START EXTRACTED INFORMATION
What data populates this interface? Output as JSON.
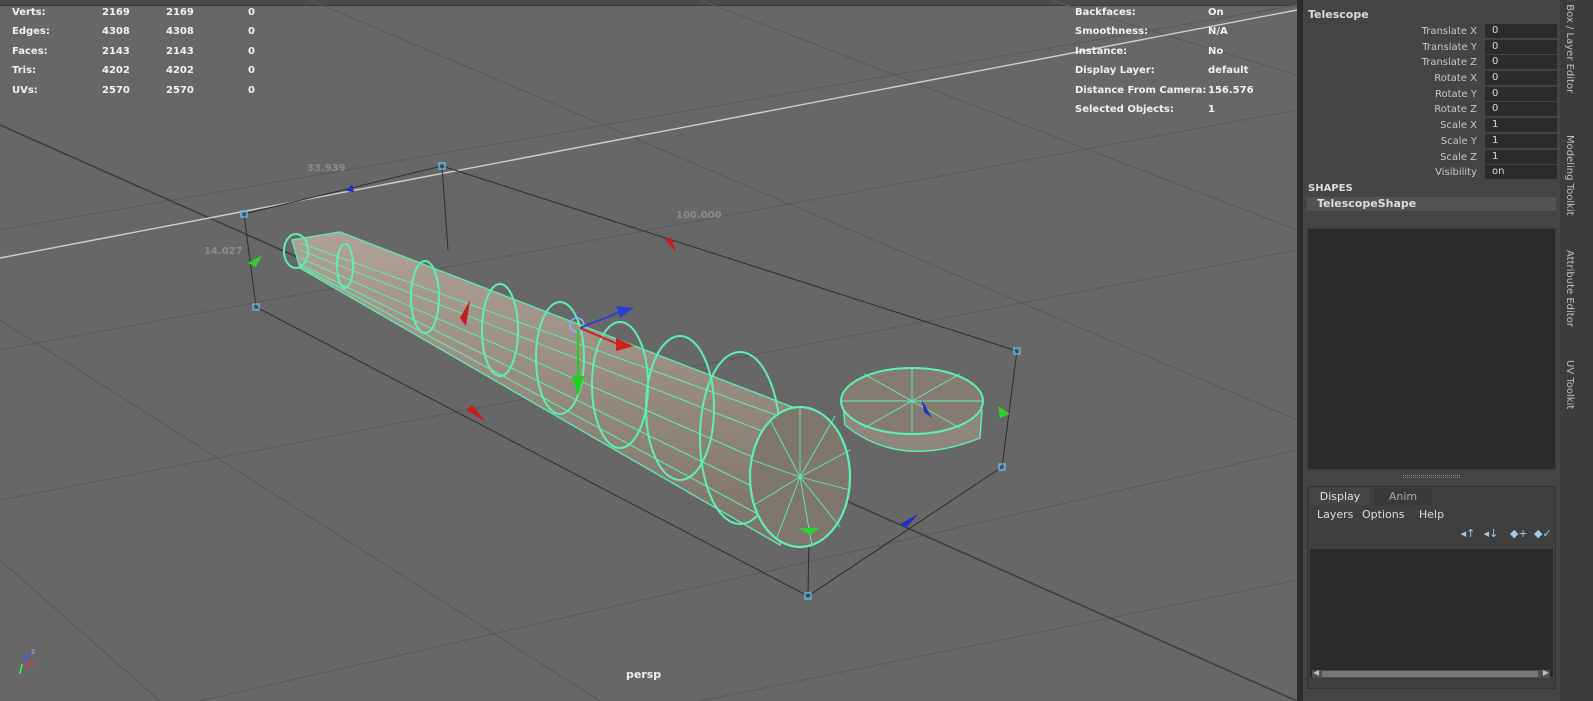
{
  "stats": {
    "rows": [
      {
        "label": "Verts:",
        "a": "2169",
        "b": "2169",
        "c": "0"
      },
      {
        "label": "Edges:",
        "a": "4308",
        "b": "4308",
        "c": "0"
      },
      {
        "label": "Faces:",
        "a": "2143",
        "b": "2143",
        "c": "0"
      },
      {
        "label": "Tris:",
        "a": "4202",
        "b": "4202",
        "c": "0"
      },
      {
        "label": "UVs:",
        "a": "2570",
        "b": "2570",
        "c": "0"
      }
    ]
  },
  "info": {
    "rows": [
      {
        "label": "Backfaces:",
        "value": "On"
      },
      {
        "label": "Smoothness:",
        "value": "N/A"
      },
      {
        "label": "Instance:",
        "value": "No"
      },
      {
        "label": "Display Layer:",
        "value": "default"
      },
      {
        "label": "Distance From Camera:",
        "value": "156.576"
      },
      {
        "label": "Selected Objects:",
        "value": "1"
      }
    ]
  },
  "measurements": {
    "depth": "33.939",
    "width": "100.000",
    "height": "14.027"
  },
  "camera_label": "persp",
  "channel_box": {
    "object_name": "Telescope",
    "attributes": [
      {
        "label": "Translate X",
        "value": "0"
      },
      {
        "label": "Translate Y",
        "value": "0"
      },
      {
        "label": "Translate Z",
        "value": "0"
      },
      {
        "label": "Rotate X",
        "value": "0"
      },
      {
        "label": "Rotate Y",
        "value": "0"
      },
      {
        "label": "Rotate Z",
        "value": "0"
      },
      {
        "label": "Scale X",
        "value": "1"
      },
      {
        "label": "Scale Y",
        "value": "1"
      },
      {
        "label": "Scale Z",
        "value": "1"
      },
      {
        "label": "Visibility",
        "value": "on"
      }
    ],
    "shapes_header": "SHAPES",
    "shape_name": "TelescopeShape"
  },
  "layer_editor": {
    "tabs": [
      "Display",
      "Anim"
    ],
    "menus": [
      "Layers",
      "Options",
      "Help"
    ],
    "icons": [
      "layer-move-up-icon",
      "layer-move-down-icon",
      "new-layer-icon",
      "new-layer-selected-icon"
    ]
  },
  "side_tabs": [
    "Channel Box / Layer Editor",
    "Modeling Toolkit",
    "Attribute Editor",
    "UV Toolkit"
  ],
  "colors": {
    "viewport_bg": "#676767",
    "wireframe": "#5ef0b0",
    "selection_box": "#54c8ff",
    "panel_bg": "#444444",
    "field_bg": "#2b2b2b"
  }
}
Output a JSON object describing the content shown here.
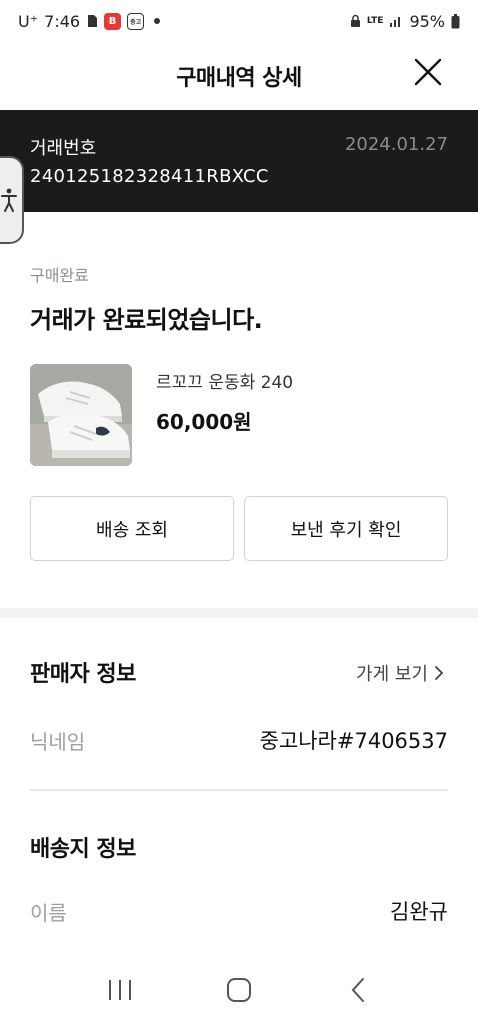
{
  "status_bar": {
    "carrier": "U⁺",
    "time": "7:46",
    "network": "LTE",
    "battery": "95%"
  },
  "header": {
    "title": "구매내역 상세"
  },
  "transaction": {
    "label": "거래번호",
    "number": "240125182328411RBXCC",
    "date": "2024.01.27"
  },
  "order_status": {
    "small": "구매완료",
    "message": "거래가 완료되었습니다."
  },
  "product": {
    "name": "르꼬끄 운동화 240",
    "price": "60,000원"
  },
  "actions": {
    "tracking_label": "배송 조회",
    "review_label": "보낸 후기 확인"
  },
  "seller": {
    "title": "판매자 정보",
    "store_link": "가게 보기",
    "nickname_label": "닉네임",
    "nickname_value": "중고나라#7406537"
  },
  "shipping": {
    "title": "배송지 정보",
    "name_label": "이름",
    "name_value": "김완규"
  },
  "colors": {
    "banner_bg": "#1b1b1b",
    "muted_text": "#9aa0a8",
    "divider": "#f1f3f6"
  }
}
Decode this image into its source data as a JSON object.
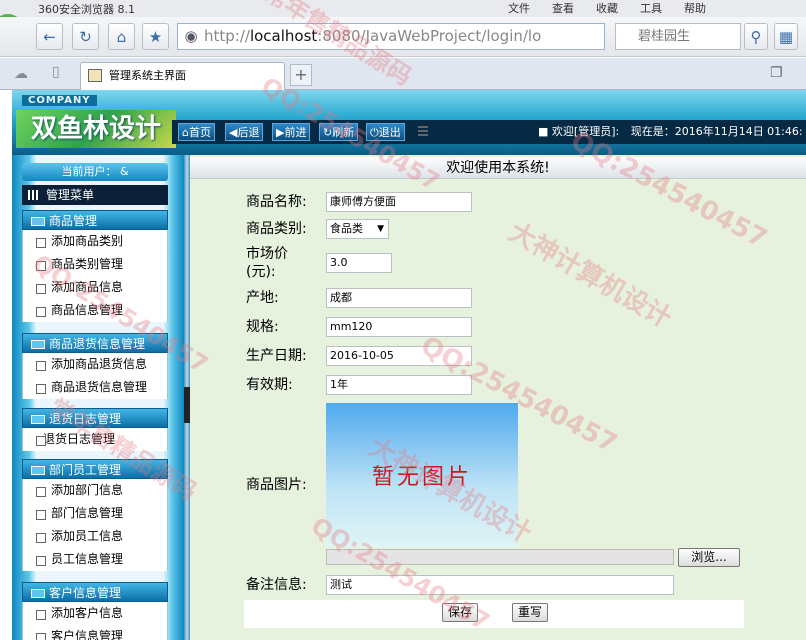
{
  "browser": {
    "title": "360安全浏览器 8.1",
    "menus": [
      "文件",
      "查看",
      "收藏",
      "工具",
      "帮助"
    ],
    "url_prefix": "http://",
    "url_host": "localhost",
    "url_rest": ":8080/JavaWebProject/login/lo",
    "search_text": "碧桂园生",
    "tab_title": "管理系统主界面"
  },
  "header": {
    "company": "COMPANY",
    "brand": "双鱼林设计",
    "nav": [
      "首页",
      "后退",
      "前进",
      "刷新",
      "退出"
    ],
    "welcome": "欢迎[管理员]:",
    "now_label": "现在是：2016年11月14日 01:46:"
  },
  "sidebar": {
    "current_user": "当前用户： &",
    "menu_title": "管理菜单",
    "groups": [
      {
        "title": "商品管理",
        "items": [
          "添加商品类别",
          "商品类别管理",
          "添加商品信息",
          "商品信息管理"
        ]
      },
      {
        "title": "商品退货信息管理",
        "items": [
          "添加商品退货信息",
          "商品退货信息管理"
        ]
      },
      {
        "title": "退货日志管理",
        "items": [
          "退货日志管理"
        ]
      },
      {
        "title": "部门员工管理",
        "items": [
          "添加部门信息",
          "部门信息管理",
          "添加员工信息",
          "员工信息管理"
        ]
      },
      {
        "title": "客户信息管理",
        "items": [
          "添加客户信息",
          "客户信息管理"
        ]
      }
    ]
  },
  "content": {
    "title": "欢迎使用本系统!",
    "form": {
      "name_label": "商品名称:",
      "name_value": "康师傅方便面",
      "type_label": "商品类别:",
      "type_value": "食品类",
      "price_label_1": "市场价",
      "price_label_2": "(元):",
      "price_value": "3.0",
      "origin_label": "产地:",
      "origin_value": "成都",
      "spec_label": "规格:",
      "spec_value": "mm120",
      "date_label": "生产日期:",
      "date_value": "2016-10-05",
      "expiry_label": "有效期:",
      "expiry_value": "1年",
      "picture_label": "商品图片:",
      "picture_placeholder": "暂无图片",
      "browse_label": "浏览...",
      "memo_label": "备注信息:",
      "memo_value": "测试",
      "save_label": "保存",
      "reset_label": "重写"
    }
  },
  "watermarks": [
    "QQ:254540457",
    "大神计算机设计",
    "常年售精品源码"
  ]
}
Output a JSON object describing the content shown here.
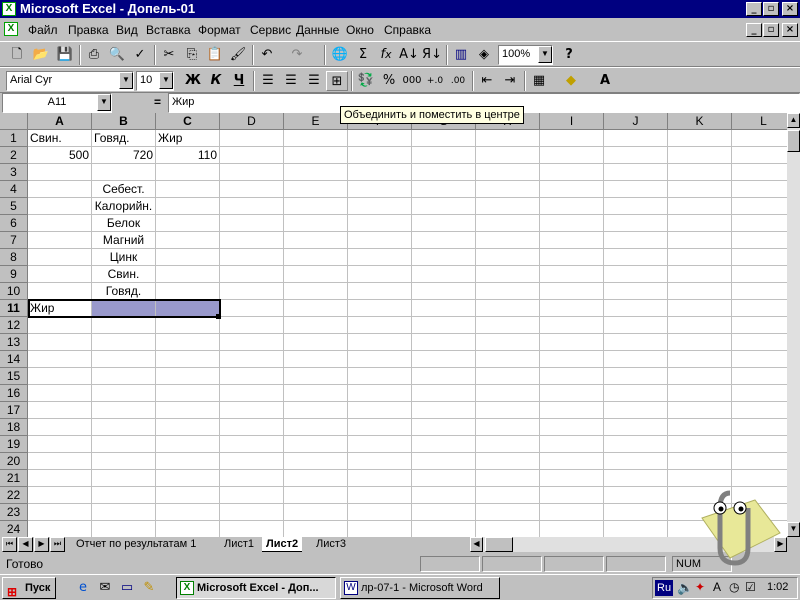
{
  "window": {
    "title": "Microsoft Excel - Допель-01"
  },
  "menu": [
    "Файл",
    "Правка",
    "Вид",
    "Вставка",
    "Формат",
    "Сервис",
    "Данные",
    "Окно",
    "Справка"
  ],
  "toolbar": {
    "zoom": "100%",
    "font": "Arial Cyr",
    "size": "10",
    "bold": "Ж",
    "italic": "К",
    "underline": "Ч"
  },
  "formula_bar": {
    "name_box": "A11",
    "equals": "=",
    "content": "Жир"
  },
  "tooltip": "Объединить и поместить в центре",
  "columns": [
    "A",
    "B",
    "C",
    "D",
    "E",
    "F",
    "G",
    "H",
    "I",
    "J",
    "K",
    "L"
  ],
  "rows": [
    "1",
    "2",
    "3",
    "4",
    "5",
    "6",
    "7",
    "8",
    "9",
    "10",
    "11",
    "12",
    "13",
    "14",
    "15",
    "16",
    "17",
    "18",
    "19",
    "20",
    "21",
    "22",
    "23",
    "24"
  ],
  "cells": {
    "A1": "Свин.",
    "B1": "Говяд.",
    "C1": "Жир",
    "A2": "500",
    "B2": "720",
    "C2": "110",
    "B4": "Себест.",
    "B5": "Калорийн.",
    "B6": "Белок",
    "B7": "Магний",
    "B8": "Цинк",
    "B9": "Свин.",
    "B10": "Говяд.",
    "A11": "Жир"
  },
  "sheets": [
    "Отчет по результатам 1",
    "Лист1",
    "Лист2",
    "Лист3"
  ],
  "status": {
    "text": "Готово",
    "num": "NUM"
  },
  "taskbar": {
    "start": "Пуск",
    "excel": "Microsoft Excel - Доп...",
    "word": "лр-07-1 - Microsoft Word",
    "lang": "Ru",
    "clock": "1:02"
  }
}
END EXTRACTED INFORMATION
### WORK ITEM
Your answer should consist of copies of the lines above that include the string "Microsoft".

### PROBLEM SOLUTION
    "title": "Microsoft Excel - Допель-01"
    "excel": "Microsoft Excel - Доп...",
    "word": "лр-07-1 - Microsoft Word",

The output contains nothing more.